What you will do: Each line of the data that includes "title" must be copied.
··· Material provided ···
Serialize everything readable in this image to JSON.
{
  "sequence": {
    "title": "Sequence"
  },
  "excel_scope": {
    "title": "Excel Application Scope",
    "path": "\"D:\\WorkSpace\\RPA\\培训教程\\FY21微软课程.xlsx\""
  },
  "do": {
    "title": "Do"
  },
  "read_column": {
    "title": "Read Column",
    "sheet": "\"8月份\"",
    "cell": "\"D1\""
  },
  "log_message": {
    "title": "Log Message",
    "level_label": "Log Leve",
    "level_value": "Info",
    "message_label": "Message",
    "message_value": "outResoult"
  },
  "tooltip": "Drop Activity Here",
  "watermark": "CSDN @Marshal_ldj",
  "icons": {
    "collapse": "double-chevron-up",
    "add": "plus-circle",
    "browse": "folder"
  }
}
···
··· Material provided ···
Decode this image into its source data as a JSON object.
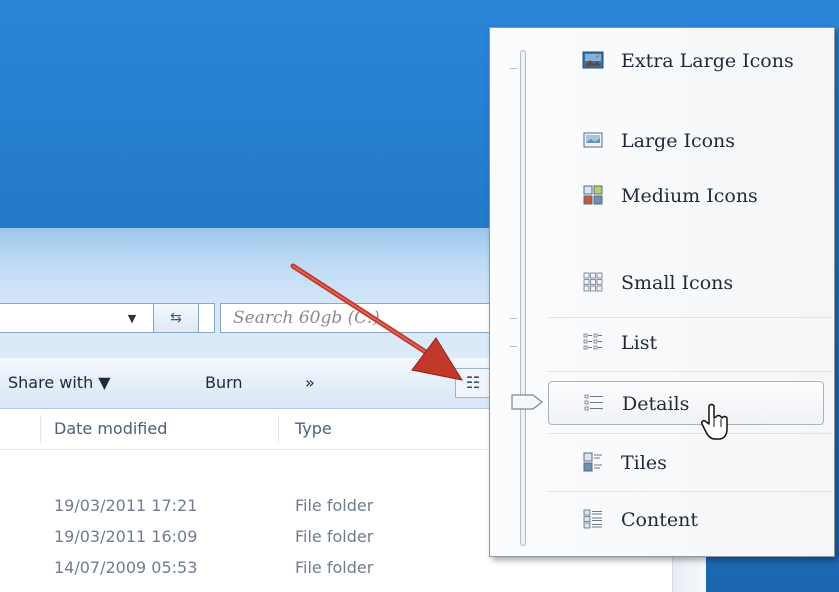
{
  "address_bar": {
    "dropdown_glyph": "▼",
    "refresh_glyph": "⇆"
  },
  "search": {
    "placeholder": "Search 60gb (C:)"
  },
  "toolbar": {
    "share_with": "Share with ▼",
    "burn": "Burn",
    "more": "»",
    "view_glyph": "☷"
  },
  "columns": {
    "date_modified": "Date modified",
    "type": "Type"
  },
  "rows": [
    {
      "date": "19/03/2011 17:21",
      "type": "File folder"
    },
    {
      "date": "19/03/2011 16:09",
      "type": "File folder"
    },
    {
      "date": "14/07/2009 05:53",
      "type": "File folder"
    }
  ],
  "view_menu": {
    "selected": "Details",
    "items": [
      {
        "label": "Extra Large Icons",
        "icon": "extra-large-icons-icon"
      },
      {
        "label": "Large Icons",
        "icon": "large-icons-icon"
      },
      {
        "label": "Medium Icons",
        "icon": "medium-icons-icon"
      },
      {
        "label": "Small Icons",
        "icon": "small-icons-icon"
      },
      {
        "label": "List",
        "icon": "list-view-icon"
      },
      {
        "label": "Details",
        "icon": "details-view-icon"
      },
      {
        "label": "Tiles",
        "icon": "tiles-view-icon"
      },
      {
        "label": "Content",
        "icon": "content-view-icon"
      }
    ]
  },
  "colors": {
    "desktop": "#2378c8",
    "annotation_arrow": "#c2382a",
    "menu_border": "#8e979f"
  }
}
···
The completed task:
    "title": "Sequence"
    "title": "Excel Application Scope",
    "title": "Do"
    "title": "Read Column",
    "title": "Log Message",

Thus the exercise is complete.